» PROMPT
The goal is an unaltered copy of the records below, minus any images.

» RAW DATA
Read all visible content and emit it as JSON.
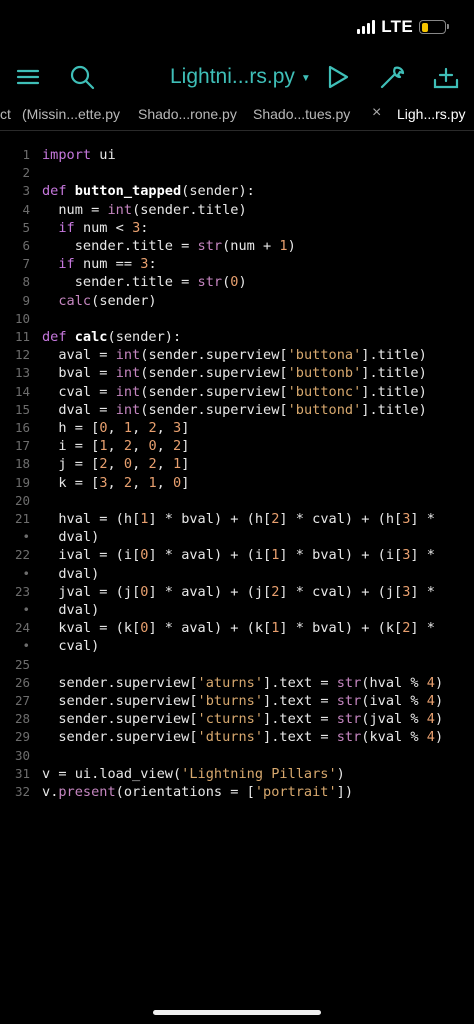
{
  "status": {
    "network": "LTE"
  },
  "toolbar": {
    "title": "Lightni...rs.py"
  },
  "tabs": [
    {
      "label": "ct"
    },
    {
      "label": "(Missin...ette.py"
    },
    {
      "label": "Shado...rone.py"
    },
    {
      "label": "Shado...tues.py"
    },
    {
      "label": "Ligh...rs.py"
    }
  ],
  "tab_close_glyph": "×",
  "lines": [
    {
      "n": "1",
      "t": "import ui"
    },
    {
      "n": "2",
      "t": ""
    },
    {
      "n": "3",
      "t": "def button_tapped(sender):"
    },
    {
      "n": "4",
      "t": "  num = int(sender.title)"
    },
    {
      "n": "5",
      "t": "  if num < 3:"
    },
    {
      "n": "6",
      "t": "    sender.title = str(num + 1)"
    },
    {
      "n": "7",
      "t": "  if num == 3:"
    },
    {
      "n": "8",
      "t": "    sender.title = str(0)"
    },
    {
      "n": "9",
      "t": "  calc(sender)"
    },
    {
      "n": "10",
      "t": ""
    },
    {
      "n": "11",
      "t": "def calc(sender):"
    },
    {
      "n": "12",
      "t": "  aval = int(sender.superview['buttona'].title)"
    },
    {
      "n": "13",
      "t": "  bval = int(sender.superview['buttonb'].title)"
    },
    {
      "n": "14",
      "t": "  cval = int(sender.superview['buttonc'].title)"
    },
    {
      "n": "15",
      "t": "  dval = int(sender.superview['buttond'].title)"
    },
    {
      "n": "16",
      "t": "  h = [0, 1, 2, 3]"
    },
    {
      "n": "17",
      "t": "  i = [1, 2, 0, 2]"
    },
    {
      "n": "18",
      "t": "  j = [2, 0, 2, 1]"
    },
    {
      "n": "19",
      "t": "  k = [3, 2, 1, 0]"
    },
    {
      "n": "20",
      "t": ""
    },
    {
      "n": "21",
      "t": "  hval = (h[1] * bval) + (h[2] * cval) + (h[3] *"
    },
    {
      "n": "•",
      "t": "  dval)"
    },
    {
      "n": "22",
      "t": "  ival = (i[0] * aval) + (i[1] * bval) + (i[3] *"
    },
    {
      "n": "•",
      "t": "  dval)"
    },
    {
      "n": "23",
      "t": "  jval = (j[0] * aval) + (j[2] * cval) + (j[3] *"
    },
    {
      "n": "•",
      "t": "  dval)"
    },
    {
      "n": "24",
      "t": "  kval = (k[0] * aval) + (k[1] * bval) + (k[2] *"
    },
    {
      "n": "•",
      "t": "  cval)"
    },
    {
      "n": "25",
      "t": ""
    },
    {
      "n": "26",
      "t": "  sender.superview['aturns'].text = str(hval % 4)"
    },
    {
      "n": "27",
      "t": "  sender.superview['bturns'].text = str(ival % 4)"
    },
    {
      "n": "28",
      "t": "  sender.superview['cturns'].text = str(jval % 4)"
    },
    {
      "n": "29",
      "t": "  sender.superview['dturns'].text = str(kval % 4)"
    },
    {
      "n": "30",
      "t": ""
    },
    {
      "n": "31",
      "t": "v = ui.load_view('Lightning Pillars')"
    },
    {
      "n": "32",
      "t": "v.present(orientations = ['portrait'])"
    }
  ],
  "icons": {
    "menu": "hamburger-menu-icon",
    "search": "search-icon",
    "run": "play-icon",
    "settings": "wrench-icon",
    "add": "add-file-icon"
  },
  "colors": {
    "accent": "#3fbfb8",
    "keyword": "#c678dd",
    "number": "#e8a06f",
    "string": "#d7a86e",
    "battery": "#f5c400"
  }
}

» PROBLEM SOLUTION
Read all visible content and emit it as JSON.
{
  "status": {
    "network": "LTE"
  },
  "toolbar": {
    "title": "Lightni...rs.py"
  },
  "tabs": [
    {
      "label": "ct"
    },
    {
      "label": "(Missin...ette.py"
    },
    {
      "label": "Shado...rone.py"
    },
    {
      "label": "Shado...tues.py"
    },
    {
      "label": "Ligh...rs.py"
    }
  ],
  "tab_close_glyph": "×",
  "lines": [
    {
      "n": "1",
      "t": "import ui"
    },
    {
      "n": "2",
      "t": ""
    },
    {
      "n": "3",
      "t": "def button_tapped(sender):"
    },
    {
      "n": "4",
      "t": "  num = int(sender.title)"
    },
    {
      "n": "5",
      "t": "  if num < 3:"
    },
    {
      "n": "6",
      "t": "    sender.title = str(num + 1)"
    },
    {
      "n": "7",
      "t": "  if num == 3:"
    },
    {
      "n": "8",
      "t": "    sender.title = str(0)"
    },
    {
      "n": "9",
      "t": "  calc(sender)"
    },
    {
      "n": "10",
      "t": ""
    },
    {
      "n": "11",
      "t": "def calc(sender):"
    },
    {
      "n": "12",
      "t": "  aval = int(sender.superview['buttona'].title)"
    },
    {
      "n": "13",
      "t": "  bval = int(sender.superview['buttonb'].title)"
    },
    {
      "n": "14",
      "t": "  cval = int(sender.superview['buttonc'].title)"
    },
    {
      "n": "15",
      "t": "  dval = int(sender.superview['buttond'].title)"
    },
    {
      "n": "16",
      "t": "  h = [0, 1, 2, 3]"
    },
    {
      "n": "17",
      "t": "  i = [1, 2, 0, 2]"
    },
    {
      "n": "18",
      "t": "  j = [2, 0, 2, 1]"
    },
    {
      "n": "19",
      "t": "  k = [3, 2, 1, 0]"
    },
    {
      "n": "20",
      "t": ""
    },
    {
      "n": "21",
      "t": "  hval = (h[1] * bval) + (h[2] * cval) + (h[3] *"
    },
    {
      "n": "•",
      "t": "  dval)"
    },
    {
      "n": "22",
      "t": "  ival = (i[0] * aval) + (i[1] * bval) + (i[3] *"
    },
    {
      "n": "•",
      "t": "  dval)"
    },
    {
      "n": "23",
      "t": "  jval = (j[0] * aval) + (j[2] * cval) + (j[3] *"
    },
    {
      "n": "•",
      "t": "  dval)"
    },
    {
      "n": "24",
      "t": "  kval = (k[0] * aval) + (k[1] * bval) + (k[2] *"
    },
    {
      "n": "•",
      "t": "  cval)"
    },
    {
      "n": "25",
      "t": ""
    },
    {
      "n": "26",
      "t": "  sender.superview['aturns'].text = str(hval % 4)"
    },
    {
      "n": "27",
      "t": "  sender.superview['bturns'].text = str(ival % 4)"
    },
    {
      "n": "28",
      "t": "  sender.superview['cturns'].text = str(jval % 4)"
    },
    {
      "n": "29",
      "t": "  sender.superview['dturns'].text = str(kval % 4)"
    },
    {
      "n": "30",
      "t": ""
    },
    {
      "n": "31",
      "t": "v = ui.load_view('Lightning Pillars')"
    },
    {
      "n": "32",
      "t": "v.present(orientations = ['portrait'])"
    }
  ],
  "icons": {
    "menu": "hamburger-menu-icon",
    "search": "search-icon",
    "run": "play-icon",
    "settings": "wrench-icon",
    "add": "add-file-icon"
  },
  "colors": {
    "accent": "#3fbfb8",
    "keyword": "#c678dd",
    "number": "#e8a06f",
    "string": "#d7a86e",
    "battery": "#f5c400"
  }
}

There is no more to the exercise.